■ GOAL OF THE EXERCISE ■
Taking the line that contains "Convert this screenshot" as the first and the final line of the records as the last, write out every line between them exactly, ends included, and nothing else.
-------- RAW DATA --------
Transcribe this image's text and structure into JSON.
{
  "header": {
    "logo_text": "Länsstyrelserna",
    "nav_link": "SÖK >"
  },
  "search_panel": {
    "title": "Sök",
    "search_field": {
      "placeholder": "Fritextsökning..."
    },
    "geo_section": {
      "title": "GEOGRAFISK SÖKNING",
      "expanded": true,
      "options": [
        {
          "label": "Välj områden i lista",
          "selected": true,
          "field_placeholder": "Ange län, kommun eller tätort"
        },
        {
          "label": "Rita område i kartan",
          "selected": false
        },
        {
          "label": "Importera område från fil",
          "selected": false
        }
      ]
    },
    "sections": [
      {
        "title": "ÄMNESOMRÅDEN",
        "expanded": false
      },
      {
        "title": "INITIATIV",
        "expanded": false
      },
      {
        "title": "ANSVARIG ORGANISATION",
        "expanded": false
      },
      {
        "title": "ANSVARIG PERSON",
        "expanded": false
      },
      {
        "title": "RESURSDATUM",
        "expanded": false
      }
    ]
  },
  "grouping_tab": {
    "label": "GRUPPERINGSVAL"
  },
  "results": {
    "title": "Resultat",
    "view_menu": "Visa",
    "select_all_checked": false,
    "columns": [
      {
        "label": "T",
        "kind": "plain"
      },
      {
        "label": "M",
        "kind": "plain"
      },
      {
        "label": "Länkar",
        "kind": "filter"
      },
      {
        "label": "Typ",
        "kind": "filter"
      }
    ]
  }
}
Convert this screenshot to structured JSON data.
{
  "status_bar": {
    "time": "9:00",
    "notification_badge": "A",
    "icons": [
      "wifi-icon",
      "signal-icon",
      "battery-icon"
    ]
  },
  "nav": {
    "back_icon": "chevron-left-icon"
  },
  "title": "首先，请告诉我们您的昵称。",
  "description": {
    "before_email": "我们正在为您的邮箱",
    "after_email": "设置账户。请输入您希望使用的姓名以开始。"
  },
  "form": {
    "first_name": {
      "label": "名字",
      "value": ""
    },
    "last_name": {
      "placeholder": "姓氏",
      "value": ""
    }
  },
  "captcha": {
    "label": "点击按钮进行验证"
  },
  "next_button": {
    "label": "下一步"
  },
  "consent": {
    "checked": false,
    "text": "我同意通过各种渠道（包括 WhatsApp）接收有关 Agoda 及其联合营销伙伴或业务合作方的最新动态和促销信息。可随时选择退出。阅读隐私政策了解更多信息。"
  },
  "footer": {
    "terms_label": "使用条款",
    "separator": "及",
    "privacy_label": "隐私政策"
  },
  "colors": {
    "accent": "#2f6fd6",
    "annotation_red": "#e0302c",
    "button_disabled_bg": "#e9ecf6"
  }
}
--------
■ FINAL ANSWER ■
Convert this screenshot to structured JSON data.
{
  "status_bar": {
    "time": "9:00",
    "notification_badge": "A",
    "icons": [
      "wifi-icon",
      "signal-icon",
      "battery-icon"
    ]
  },
  "nav": {
    "back_icon": "chevron-left-icon"
  },
  "title": "首先，请告诉我们您的昵称。",
  "description": {
    "before_email": "我们正在为您的邮箱",
    "after_email": "设置账户。请输入您希望使用的姓名以开始。"
  },
  "form": {
    "first_name": {
      "label": "名字",
      "value": ""
    },
    "last_name": {
      "placeholder": "姓氏",
      "value": ""
    }
  },
  "captcha": {
    "label": "点击按钮进行验证"
  },
  "next_button": {
    "label": "下一步"
  },
  "consent": {
    "checked": false,
    "text": "我同意通过各种渠道（包括 WhatsApp）接收有关 Agoda 及其联合营销伙伴或业务合作方的最新动态和促销信息。可随时选择退出。阅读隐私政策了解更多信息。"
  },
  "footer": {
    "terms_label": "使用条款",
    "separator": "及",
    "privacy_label": "隐私政策"
  },
  "colors": {
    "accent": "#2f6fd6",
    "annotation_red": "#e0302c",
    "button_disabled_bg": "#e9ecf6"
  }
}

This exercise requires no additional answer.